## ABOUT THIS EXERCISE
Your task is to print every entry below exactly as given.

── THE DATA ──

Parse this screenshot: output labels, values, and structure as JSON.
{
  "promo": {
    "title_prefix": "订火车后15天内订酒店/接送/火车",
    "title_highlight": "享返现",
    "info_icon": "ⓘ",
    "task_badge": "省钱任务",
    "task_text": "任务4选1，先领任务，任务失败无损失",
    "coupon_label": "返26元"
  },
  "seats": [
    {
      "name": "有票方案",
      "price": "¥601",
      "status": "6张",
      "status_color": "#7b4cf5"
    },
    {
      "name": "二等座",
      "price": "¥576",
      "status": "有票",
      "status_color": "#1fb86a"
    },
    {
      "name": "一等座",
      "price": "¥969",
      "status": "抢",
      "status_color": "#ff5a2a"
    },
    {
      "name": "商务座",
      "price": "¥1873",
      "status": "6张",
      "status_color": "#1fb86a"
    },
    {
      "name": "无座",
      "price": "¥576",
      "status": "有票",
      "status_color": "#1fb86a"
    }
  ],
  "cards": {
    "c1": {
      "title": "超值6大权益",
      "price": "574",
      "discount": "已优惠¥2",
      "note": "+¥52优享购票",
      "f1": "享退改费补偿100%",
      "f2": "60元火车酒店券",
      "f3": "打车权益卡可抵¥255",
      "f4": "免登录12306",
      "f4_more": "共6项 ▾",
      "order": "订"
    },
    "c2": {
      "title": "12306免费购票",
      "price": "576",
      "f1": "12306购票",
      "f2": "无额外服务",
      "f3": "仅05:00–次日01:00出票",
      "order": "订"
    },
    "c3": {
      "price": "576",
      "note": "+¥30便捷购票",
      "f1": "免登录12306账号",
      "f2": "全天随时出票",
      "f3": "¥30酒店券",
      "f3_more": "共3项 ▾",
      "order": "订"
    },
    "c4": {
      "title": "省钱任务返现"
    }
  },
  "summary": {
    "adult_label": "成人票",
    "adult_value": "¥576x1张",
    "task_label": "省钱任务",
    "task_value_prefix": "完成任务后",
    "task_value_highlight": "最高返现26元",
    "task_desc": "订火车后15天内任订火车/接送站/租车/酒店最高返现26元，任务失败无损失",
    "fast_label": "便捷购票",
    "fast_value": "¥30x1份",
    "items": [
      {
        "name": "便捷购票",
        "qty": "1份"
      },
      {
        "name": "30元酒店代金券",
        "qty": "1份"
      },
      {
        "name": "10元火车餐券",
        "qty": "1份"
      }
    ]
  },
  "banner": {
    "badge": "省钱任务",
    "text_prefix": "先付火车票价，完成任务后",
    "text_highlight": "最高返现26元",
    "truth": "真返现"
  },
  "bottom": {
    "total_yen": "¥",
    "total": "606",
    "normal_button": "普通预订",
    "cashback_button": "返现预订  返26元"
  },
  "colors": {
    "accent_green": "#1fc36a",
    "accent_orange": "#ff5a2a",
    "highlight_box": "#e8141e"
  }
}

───

## YOUR RESPONSE
Parse this screenshot: output labels, values, and structure as JSON.
{
  "promo": {
    "title_prefix": "订火车后15天内订酒店/接送/火车",
    "title_highlight": "享返现",
    "info_icon": "ⓘ",
    "task_badge": "省钱任务",
    "task_text": "任务4选1，先领任务，任务失败无损失",
    "coupon_label": "返26元"
  },
  "seats": [
    {
      "name": "有票方案",
      "price": "¥601",
      "status": "6张",
      "status_color": "#7b4cf5"
    },
    {
      "name": "二等座",
      "price": "¥576",
      "status": "有票",
      "status_color": "#1fb86a"
    },
    {
      "name": "一等座",
      "price": "¥969",
      "status": "抢",
      "status_color": "#ff5a2a"
    },
    {
      "name": "商务座",
      "price": "¥1873",
      "status": "6张",
      "status_color": "#1fb86a"
    },
    {
      "name": "无座",
      "price": "¥576",
      "status": "有票",
      "status_color": "#1fb86a"
    }
  ],
  "cards": {
    "c1": {
      "title": "超值6大权益",
      "price": "574",
      "discount": "已优惠¥2",
      "note": "+¥52优享购票",
      "f1": "享退改费补偿100%",
      "f2": "60元火车酒店券",
      "f3": "打车权益卡可抵¥255",
      "f4": "免登录12306",
      "f4_more": "共6项 ▾",
      "order": "订"
    },
    "c2": {
      "title": "12306免费购票",
      "price": "576",
      "f1": "12306购票",
      "f2": "无额外服务",
      "f3": "仅05:00–次日01:00出票",
      "order": "订"
    },
    "c3": {
      "price": "576",
      "note": "+¥30便捷购票",
      "f1": "免登录12306账号",
      "f2": "全天随时出票",
      "f3": "¥30酒店券",
      "f3_more": "共3项 ▾",
      "order": "订"
    },
    "c4": {
      "title": "省钱任务返现"
    }
  },
  "summary": {
    "adult_label": "成人票",
    "adult_value": "¥576x1张",
    "task_label": "省钱任务",
    "task_value_prefix": "完成任务后",
    "task_value_highlight": "最高返现26元",
    "task_desc": "订火车后15天内任订火车/接送站/租车/酒店最高返现26元，任务失败无损失",
    "fast_label": "便捷购票",
    "fast_value": "¥30x1份",
    "items": [
      {
        "name": "便捷购票",
        "qty": "1份"
      },
      {
        "name": "30元酒店代金券",
        "qty": "1份"
      },
      {
        "name": "10元火车餐券",
        "qty": "1份"
      }
    ]
  },
  "banner": {
    "badge": "省钱任务",
    "text_prefix": "先付火车票价，完成任务后",
    "text_highlight": "最高返现26元",
    "truth": "真返现"
  },
  "bottom": {
    "total_yen": "¥",
    "total": "606",
    "normal_button": "普通预订",
    "cashback_button": "返现预订  返26元"
  },
  "colors": {
    "accent_green": "#1fc36a",
    "accent_orange": "#ff5a2a",
    "highlight_box": "#e8141e"
  }
}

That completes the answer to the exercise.